The director and representative of UNESCO’s Regional Office for Culture in Latin America and the Caribbean, Anne Lemaistre, described the inclusion as “expected and deserved.” In an interview with EFELemaistre highlighted the importance of these posters in the conservation of audiovisual heritage, describing them as part of the “collective memory of the world”.
Lemaistre praised the “great creative originality” of the posters, as well as the graphic beauty and communicative effectiveness of these documents. He applauded the “immense” and “very special” talent of Cuban designers who, with limited resources but with the silkscreen technique, managed to capture the essence of a film with “great visual impact.”
The collection of Cuban movie posters, now internationally recognized, is made up of almost 3,000 pieces. Sara Vega, graphics specialist at the Cuban Cinematheque and in charge of the collection, sees this inscription as a milestone. According to EFE, she expressed her satisfaction for having contributed to the digitization and conservation of these important works, stressing that her job is to expose the collection to the public, since “heritage that is not made visible is as if it did not exist.” .
The UNESCO recognition is “super important,” Vega said, since it honors the efforts of many designers who contributed to the promotion of both Cuban and foreign cinema and its festivals, retrospectives, and exhibitions.
The origin of Cuban movie posters dates back to the creation of the Cuban Institute of Cinematographic Art and Industry (ICAIC) in 1959, after the triumph of the Revolution. Since then, all the films shown in Cuba have been accompanied by a poster. The first poster was created by the designer Eduardo Muñoz Bachs for the feature film Stories of the Revolution, from 1960.
Among the creators of these iconic posters are the Cubans Rafael Morante, René Azcuy, Alfredo Rostgaard, Antonio Pérez (Ñiko), the painters Servando Cabrera and Raúl Martínez, as well as the Chilean Roberto Matta and the Spanish Antonio Saura.

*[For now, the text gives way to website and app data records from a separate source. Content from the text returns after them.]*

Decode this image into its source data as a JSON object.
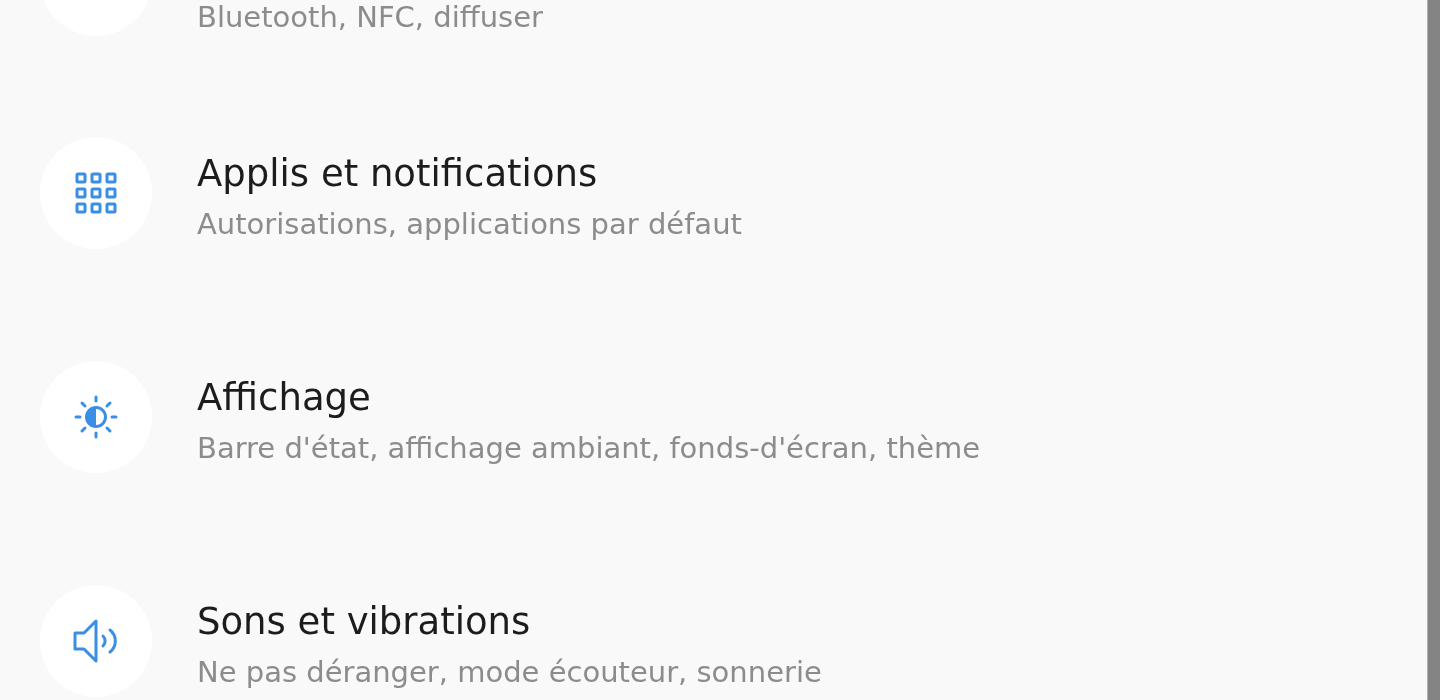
{
  "settings_list": [
    {
      "kind": "clipped",
      "subtitle": "Bluetooth, NFC, diffuser"
    },
    {
      "kind": "apps",
      "title": "Applis et notifications",
      "subtitle": "Autorisations, applications par défaut"
    },
    {
      "kind": "display",
      "title": "Affichage",
      "subtitle": "Barre d'état, affichage ambiant, fonds-d'écran, thème"
    },
    {
      "kind": "sound",
      "title": "Sons et vibrations",
      "subtitle": "Ne pas déranger, mode écouteur, sonnerie"
    }
  ]
}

Currently, reproductions of this collection adorn the walls and ceiling of the lobby of the ICAIC headquarters in Havana.